Mobile ad revenues surged to $1.25bn in the three months ending December, equal to 53 per cent of the total, up from around 23 per cent a year ago. In fact, Facebook said it almost made more just from mobile ads last quarter than it did from its overall ad business in Q4 2012.
Facebook CEO Mark Zuckerberg, speaking on a conference call last night (29 January), said: “If 2012 was the year we turned our core product into a mobile product, then 2013 was the year when we turned our business into a mobile business. I expect 2014 will be the year when we begin to deliver new and engaging types of mobile experiences.”
Facebook made a series of improvements to its mobile apps last year, launching the latest version of Messenger and introducing ads and new features to Instagram, including an Instagram Direct service that lets users send messages to individuals or small groups. Zuckerberg claimed that 500 million people use Facebook Groups every month, while Messenger was among the top most downloaded apps on iOS and Android in December, with the social network seeing “meaningful” growth in engagement.
He said the success of these products showed how Facebook is working to create a set of services beyond its core social network that helps its users share any kind of content to any audience. He expects Facebook to launch new standalone apps this year

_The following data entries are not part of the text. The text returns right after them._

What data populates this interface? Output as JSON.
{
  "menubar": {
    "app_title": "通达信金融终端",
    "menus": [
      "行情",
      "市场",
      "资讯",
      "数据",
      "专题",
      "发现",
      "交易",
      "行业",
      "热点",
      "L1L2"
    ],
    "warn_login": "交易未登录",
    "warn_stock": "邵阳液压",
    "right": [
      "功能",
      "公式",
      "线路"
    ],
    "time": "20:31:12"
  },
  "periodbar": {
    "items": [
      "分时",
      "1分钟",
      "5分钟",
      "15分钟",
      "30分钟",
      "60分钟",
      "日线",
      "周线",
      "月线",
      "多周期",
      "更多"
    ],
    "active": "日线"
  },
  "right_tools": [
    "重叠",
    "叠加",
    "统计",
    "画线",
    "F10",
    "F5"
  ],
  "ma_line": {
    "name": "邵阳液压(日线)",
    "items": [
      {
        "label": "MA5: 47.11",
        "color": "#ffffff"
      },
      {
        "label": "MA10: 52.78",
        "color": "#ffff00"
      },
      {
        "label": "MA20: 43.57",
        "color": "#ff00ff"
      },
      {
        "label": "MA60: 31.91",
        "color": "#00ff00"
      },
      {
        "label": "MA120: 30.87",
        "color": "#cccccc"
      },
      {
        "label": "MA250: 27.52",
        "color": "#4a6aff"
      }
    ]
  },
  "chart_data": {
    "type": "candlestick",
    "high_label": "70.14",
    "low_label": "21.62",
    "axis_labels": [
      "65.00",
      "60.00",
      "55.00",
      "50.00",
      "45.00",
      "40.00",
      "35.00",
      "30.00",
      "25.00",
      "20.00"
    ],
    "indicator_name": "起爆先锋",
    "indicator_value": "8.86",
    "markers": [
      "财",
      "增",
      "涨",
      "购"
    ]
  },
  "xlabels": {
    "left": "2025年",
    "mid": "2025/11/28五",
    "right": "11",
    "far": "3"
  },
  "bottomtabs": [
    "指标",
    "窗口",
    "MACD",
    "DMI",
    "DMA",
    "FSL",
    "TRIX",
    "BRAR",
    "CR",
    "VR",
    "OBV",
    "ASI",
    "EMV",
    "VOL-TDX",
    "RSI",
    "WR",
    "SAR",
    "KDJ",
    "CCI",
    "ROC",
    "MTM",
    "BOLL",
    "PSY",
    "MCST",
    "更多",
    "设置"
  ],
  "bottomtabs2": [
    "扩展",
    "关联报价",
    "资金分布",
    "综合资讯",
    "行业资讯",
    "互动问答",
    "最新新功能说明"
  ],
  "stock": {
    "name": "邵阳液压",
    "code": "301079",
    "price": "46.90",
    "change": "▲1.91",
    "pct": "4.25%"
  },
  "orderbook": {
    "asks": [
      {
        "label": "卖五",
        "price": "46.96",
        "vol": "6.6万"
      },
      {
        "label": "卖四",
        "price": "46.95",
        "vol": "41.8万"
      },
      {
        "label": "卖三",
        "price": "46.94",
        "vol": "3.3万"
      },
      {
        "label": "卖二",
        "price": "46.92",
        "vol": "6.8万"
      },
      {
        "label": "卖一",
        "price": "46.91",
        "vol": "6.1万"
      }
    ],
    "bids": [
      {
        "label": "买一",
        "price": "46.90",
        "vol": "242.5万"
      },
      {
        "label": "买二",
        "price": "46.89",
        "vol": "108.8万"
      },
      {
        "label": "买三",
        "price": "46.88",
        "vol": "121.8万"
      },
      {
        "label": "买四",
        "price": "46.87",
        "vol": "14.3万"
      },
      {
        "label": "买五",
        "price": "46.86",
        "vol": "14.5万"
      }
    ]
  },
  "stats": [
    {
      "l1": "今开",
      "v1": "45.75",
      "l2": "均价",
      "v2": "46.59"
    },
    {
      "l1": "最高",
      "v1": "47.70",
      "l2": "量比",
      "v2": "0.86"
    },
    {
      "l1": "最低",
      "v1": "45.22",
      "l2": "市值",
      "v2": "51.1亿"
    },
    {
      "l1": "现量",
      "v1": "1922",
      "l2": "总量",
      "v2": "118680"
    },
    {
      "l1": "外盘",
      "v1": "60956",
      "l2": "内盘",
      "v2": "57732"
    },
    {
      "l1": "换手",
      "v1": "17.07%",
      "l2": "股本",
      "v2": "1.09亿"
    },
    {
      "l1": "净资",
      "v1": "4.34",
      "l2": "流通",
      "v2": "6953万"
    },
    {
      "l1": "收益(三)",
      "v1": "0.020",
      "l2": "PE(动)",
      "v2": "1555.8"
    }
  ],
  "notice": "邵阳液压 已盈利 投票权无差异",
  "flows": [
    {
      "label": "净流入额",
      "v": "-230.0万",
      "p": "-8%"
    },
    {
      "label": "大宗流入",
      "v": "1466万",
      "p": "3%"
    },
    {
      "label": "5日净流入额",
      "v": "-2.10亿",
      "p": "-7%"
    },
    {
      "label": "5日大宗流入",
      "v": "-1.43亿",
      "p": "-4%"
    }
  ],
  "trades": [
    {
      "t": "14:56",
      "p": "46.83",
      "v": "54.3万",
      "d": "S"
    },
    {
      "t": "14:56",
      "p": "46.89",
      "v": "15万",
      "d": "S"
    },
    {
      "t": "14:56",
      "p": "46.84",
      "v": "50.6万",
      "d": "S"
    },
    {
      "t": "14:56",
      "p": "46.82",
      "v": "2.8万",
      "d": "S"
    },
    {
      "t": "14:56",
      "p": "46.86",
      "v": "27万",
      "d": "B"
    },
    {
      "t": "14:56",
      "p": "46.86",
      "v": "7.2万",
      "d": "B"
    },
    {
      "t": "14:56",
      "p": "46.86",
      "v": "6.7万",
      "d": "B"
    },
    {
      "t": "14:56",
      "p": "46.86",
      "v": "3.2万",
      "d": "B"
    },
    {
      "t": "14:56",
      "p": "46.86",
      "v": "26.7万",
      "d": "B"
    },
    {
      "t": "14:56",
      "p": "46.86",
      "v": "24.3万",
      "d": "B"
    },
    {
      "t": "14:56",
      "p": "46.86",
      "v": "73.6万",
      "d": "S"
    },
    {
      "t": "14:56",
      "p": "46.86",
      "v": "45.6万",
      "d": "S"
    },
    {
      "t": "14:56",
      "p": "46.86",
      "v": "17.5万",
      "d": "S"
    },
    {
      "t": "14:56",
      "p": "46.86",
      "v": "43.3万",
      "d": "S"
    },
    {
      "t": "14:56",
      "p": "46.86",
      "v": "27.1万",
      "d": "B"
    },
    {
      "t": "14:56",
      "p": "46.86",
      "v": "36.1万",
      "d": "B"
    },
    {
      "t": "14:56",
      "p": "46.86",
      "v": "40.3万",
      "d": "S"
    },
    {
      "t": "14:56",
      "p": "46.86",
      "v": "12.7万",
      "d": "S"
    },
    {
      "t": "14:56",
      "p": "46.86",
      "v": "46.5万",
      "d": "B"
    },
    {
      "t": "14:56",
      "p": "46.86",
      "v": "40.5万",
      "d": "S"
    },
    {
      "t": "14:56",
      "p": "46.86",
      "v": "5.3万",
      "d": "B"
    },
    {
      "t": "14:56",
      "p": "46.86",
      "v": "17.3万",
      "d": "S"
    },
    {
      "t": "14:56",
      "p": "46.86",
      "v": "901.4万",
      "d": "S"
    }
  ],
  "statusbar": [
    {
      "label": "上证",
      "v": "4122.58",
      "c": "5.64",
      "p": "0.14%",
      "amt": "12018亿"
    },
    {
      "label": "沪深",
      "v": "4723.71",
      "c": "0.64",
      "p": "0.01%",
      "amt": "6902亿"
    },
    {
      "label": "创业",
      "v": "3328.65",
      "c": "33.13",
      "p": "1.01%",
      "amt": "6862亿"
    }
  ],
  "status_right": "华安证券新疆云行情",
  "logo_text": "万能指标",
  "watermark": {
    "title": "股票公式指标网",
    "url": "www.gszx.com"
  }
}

“One theme that should be clear from our work on products like Messenger, Groups and Instagram is that our vision for Facebook is to create a set of products that help you share any kind of content you want within the audience you want.
“Over the next few years we want to build a handful of great experiences that are separate from what you think of as Facebook today that help to explore that space and give people new ways to share,” said Zuckerberg.
Overall, Facebook said ad revenues were up 76 per cent to $2.34bn, while total revenues, which include payments, increased 63 per cent to $2.59bn.
Facebook was criticised in a report by Forrester last year for abandoning promises to revolutionise marketing with social ads. However, chief finance officer David Ebersman says Facebook’s ad mix is now shifting from display ads in the right hand column to more news feed ads, in particular because more users are now coming to the social network via mobile.
Facebook chief operating officer Sheryl Sandberg also said Facebook is focused on building a global platform for marketers that lets them personalise messages at an unprecedented scale. She called this shift to personalisation the biggest change to marketing in “generations”.
“Before mass media all business was personal. The evolution of mass media made it possible to sell at scale, but business was no longer personal. On Facebook, marketers can do both. This is marketing where you are for who you are,” she said.
Facebook users were up 16 per cent year on year to 1.23 billion monthly actives, with 60 per cent of those visiting Facebook on a daily basis. These users are also more engaged, with Facebook seeing more than 6 billion likes on an average day in December, up from 3.8 billion a year ago.
The user growth comes despite reports predicting the demise of Facebook, with research from Princeton University suggesting that the social network could lose 80 per cent of its audience by 2018. There are also concerns about teen engagement with the social network, with Ebersman admitting last quarter that teenagers are using Facebook less on a daily basis, although the social network provided no further update on this.